CMU's chapter of Sigma Tau Delta, the international English honor society, will host Catanzarite for a talk on the importance of good writing.
"When you can write well, you have a lot of power — you are able to communicate ideas, share passions and interests and inform and persuade others," he said. "My life has taken a lot of unexpected turns, and my ability to write has helped me negotiate each and every twist."
Jim Daniels, the Thomas Stockham Baker Professor of English and Sigma Tau Delta faculty adviser, is enthusiastic about the advice Catanzarite can offer CMU's English students or anyone interested in writing.
"Stephen has had an amazing career, combining his interests in writing and music in exciting, innovative ways while also becoming a leader in arts education," Daniels said. "We're delighted to have him returning to share his experiences with our students."
Catanzarite credits his successful career as a writer and educator to his training at Carnegie Mellon.
"The writing program gave me a lot of confidence in my natural abilities and helped me refine my skills. Being in the presence of great writers and teachers like Jim Daniels, Hilary Masters and Sharon Dilworth — as well as my fellow students — pushed me to do and be better," he said.
Catanzarite's talk at CMU is free and open to the public. For more information on "Night of the Living Dead — The Opera," visit http://kelly-strayhorn.org/events/night-of-the-living-dead-the-opera/.
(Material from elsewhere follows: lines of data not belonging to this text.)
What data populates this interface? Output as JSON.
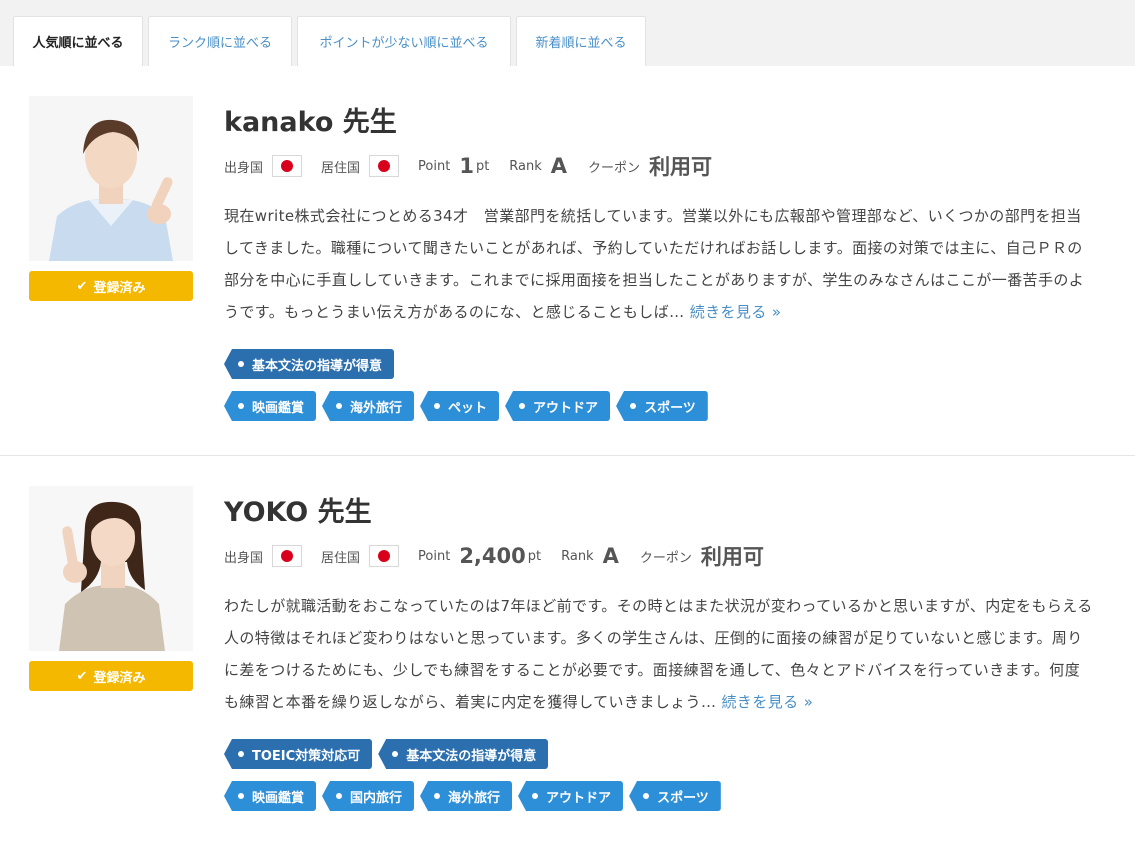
{
  "tabs": [
    {
      "label": "人気順に並べる",
      "active": true
    },
    {
      "label": "ランク順に並べる",
      "active": false
    },
    {
      "label": "ポイントが少ない順に並べる",
      "active": false
    },
    {
      "label": "新着順に並べる",
      "active": false
    }
  ],
  "labels": {
    "origin": "出身国",
    "residence": "居住国",
    "point": "Point",
    "pt_unit": "pt",
    "rank": "Rank",
    "coupon": "クーポン",
    "registered": "登録済み",
    "read_more": "続きを見る »"
  },
  "teachers": [
    {
      "name": "kanako 先生",
      "points": "1",
      "rank": "A",
      "coupon": "利用可",
      "description": "現在write株式会社につとめる34才　営業部門を統括しています。営業以外にも広報部や管理部など、いくつかの部門を担当してきました。職種について聞きたいことがあれば、予約していただければお話しします。面接の対策では主に、自己ＰＲの部分を中心に手直ししていきます。これまでに採用面接を担当したことがありますが、学生のみなさんはここが一番苦手のようです。もっとうまい伝え方があるのにな、と感じることもしば…",
      "tags_primary": [
        "基本文法の指導が得意"
      ],
      "tags_secondary": [
        "映画鑑賞",
        "海外旅行",
        "ペット",
        "アウトドア",
        "スポーツ"
      ]
    },
    {
      "name": "YOKO 先生",
      "points": "2,400",
      "rank": "A",
      "coupon": "利用可",
      "description": "わたしが就職活動をおこなっていたのは7年ほど前です。その時とはまた状況が変わっているかと思いますが、内定をもらえる人の特徴はそれほど変わりはないと思っています。多くの学生さんは、圧倒的に面接の練習が足りていないと感じます。周りに差をつけるためにも、少しでも練習をすることが必要です。面接練習を通して、色々とアドバイスを行っていきます。何度も練習と本番を繰り返しながら、着実に内定を獲得していきましょう…",
      "tags_primary": [
        "TOEIC対策対応可",
        "基本文法の指導が得意"
      ],
      "tags_secondary": [
        "映画鑑賞",
        "国内旅行",
        "海外旅行",
        "アウトドア",
        "スポーツ"
      ]
    }
  ],
  "colors": {
    "accent": "#4a90c8",
    "badge": "#f5b800",
    "tag_dark": "#2b6faf",
    "tag_light": "#2d8fd8",
    "flag_red": "#d8001a"
  }
}
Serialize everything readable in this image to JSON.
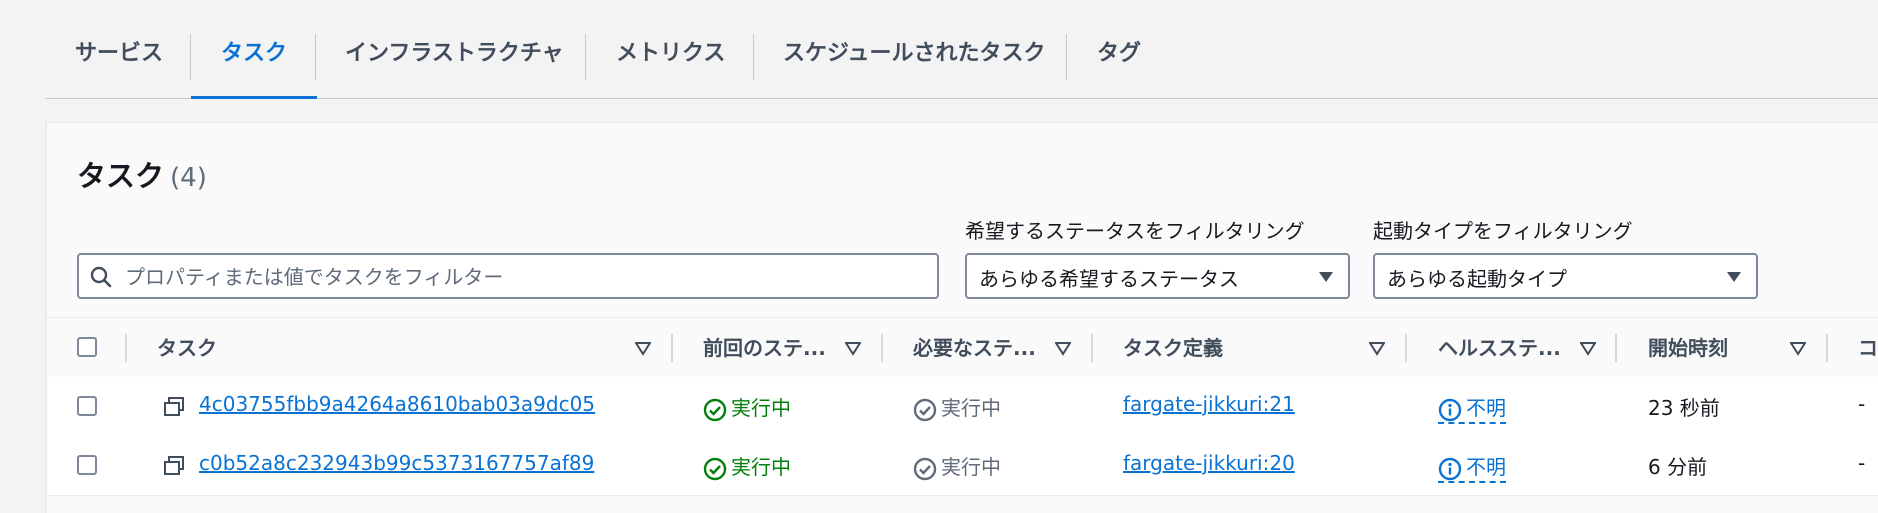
{
  "tabs": [
    {
      "label": "サービス",
      "active": false
    },
    {
      "label": "タスク",
      "active": true
    },
    {
      "label": "インフラストラクチャ",
      "active": false
    },
    {
      "label": "メトリクス",
      "active": false
    },
    {
      "label": "スケジュールされたタスク",
      "active": false
    },
    {
      "label": "タグ",
      "active": false
    }
  ],
  "panel": {
    "title": "タスク",
    "count": "(4)"
  },
  "search": {
    "placeholder": "プロパティまたは値でタスクをフィルター",
    "value": ""
  },
  "filters": [
    {
      "label": "希望するステータスをフィルタリング",
      "value": "あらゆる希望するステータス"
    },
    {
      "label": "起動タイプをフィルタリング",
      "value": "あらゆる起動タイプ"
    }
  ],
  "table": {
    "columns": [
      "タスク",
      "前回のステ...",
      "必要なステ...",
      "タスク定義",
      "ヘルスステ...",
      "開始時刻",
      "コ"
    ],
    "rows": [
      {
        "task": "4c03755fbb9a4264a8610bab03a9dc05",
        "last_status": "実行中",
        "desired_status": "実行中",
        "task_definition": "fargate-jikkuri:21",
        "health": "不明",
        "started": "23 秒前",
        "extra": "-"
      },
      {
        "task": "c0b52a8c232943b99c5373167757af89",
        "last_status": "実行中",
        "desired_status": "実行中",
        "task_definition": "fargate-jikkuri:20",
        "health": "不明",
        "started": "6 分前",
        "extra": "-"
      }
    ]
  },
  "colors": {
    "accent": "#0972d3",
    "success": "#037f0c",
    "muted": "#5f6b7a"
  }
}
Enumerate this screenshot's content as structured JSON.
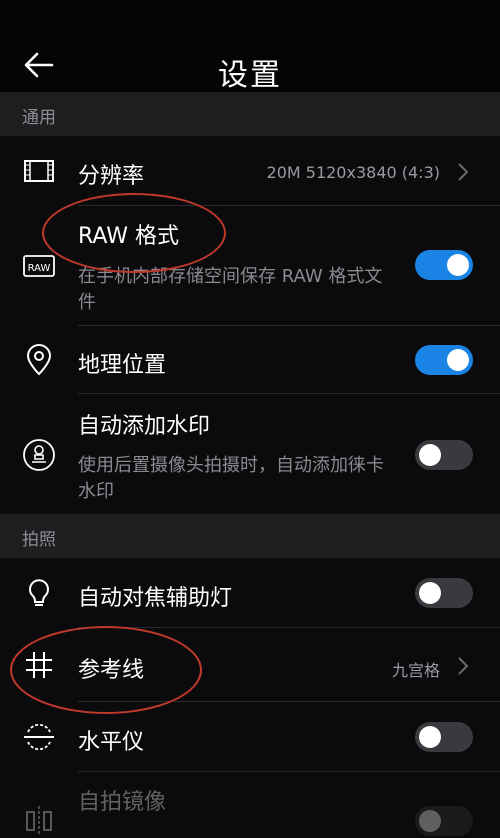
{
  "header": {
    "title": "设置",
    "back_icon": "arrow-left-icon"
  },
  "sections": {
    "general": "通用",
    "photo": "拍照"
  },
  "rows": {
    "resolution": {
      "label": "分辨率",
      "value": "20M 5120x3840 (4:3)",
      "icon": "resolution-frame-icon"
    },
    "raw": {
      "label": "RAW 格式",
      "desc": "在手机内部存储空间保存 RAW 格式文件",
      "toggle_on": true,
      "icon": "raw-icon",
      "icon_text": "RAW"
    },
    "location": {
      "label": "地理位置",
      "toggle_on": true,
      "icon": "location-pin-icon"
    },
    "watermark": {
      "label": "自动添加水印",
      "desc": "使用后置摄像头拍摄时，自动添加徕卡水印",
      "toggle_on": false,
      "icon": "stamp-icon"
    },
    "af_light": {
      "label": "自动对焦辅助灯",
      "toggle_on": false,
      "icon": "lightbulb-icon"
    },
    "grid": {
      "label": "参考线",
      "value": "九宫格",
      "icon": "grid-icon"
    },
    "level": {
      "label": "水平仪",
      "toggle_on": false,
      "icon": "level-icon"
    },
    "mirror": {
      "label": "自拍镜像",
      "toggle_on": false,
      "icon": "mirror-icon"
    }
  },
  "annotations": {
    "circle_color": "#c0392b"
  },
  "colors": {
    "accent": "#1a84e6",
    "background": "#0b0b0d",
    "section_bg": "#1e1e21"
  }
}
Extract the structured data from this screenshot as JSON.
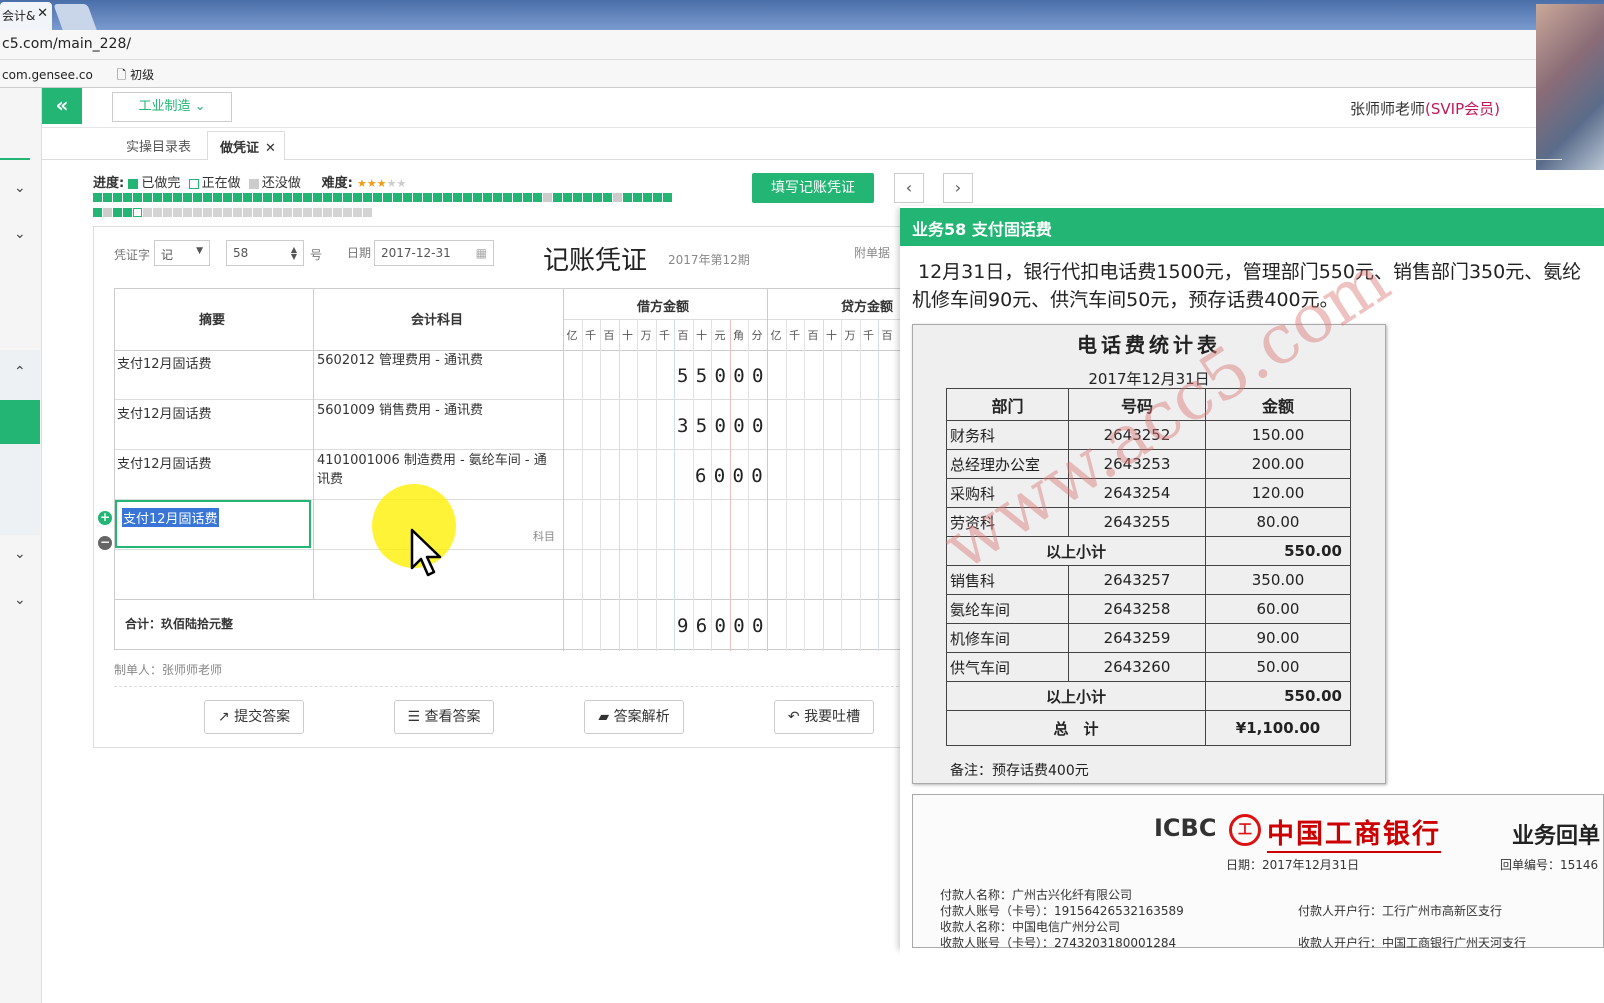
{
  "browser": {
    "tab_title": "会计&",
    "url": "c5.com/main_228/",
    "bookmark_1": "com.gensee.co",
    "bookmark_2": "初级"
  },
  "header": {
    "collapse_icon": "«",
    "industry_select": "工业制造",
    "teacher_name": "张师师老师",
    "member_badge": "(SVIP会员)"
  },
  "subtabs": {
    "tab1": "实操目录表",
    "tab2": "做凭证"
  },
  "progress": {
    "label": "进度:",
    "done": "已做完",
    "doing": "正在做",
    "todo": "还没做",
    "difficulty_label": "难度:",
    "difficulty_stars": 3,
    "difficulty_max": 5,
    "total_items": 86,
    "done_count": 62,
    "current_index": 62
  },
  "toolbar": {
    "fill_button": "填写记账凭证",
    "prev": "‹",
    "next": "›"
  },
  "voucher": {
    "word_label": "凭证字",
    "word_value": "记",
    "number_value": "58",
    "number_suffix": "号",
    "date_label": "日期",
    "date_value": "2017-12-31",
    "title": "记账凭证",
    "period": "2017年第12期",
    "attach_label": "附单据",
    "col_summary": "摘要",
    "col_subject": "会计科目",
    "col_debit": "借方金额",
    "col_credit": "贷方金额",
    "digit_units": [
      "亿",
      "千",
      "百",
      "十",
      "万",
      "千",
      "百",
      "十",
      "元",
      "角",
      "分"
    ],
    "credit_units_visible": [
      "亿",
      "千",
      "百",
      "十",
      "万",
      "千",
      "百"
    ],
    "rows": [
      {
        "summary": "支付12月固话费",
        "subject": "5602012 管理费用 - 通讯费",
        "debit": "55000"
      },
      {
        "summary": "支付12月固话费",
        "subject": "5601009 销售费用 - 通讯费",
        "debit": "35000"
      },
      {
        "summary": "支付12月固话费",
        "subject": "4101001006 制造费用 - 氨纶车间 - 通讯费",
        "debit": "6000"
      }
    ],
    "editing_summary": "支付12月固话费",
    "subject_hint": "科目",
    "total_label": "合计：玖佰陆拾元整",
    "total_debit": "96000",
    "maker": "制单人：张师师老师"
  },
  "actions": {
    "submit": "提交答案",
    "view": "查看答案",
    "analysis": "答案解析",
    "feedback": "我要吐槽"
  },
  "panel": {
    "title": "业务58 支付固话费",
    "desc_line1": "12月31日，银行代扣电话费1500元，管理部门550元、销售部门350元、氨纶",
    "desc_line2": "机修车间90元、供汽车间50元，预存话费400元。",
    "stat_title": "电话费统计表",
    "stat_date": "2017年12月31日",
    "stat_headers": [
      "部门",
      "号码",
      "金额"
    ],
    "stat_rows_a": [
      [
        "财务科",
        "2643252",
        "150.00"
      ],
      [
        "总经理办公室",
        "2643253",
        "200.00"
      ],
      [
        "采购科",
        "2643254",
        "120.00"
      ],
      [
        "劳资科",
        "2643255",
        "80.00"
      ]
    ],
    "subtotal_label": "以上小计",
    "subtotal_a": "550.00",
    "stat_rows_b": [
      [
        "销售科",
        "2643257",
        "350.00"
      ],
      [
        "氨纶车间",
        "2643258",
        "60.00"
      ],
      [
        "机修车间",
        "2643259",
        "90.00"
      ],
      [
        "供气车间",
        "2643260",
        "50.00"
      ]
    ],
    "subtotal_b": "550.00",
    "total_label": "总　计",
    "total_value": "¥1,100.00",
    "note": "备注：预存话费400元",
    "watermark": "www.acc5.com",
    "receipt": {
      "icbc": "ICBC",
      "logo_char": "工",
      "bank_name": "中国工商银行",
      "title": "业务回单",
      "date": "日期：2017年12月31日",
      "number": "回单编号：15146",
      "payer_name": "付款人名称：广州古兴化纤有限公司",
      "payer_account": "付款人账号（卡号）：19156426532163589",
      "payee_name": "收款人名称：中国电信广州分公司",
      "payee_account": "收款人账号（卡号）：2743203180001284",
      "payer_bank": "付款人开户行：工行广州市高新区支行",
      "payee_bank": "收款人开户行：中国工商银行广州天河支行"
    }
  },
  "colors": {
    "accent": "#22b573",
    "member": "#c2185b",
    "icbc_red": "#cc0000"
  }
}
The world premiere of "Night of the Living Dead — The Opera" (poster pictured above) will be held Oct. 31 through Nov. 3 at Pittsburgh's Kelly Strayhorn Theater.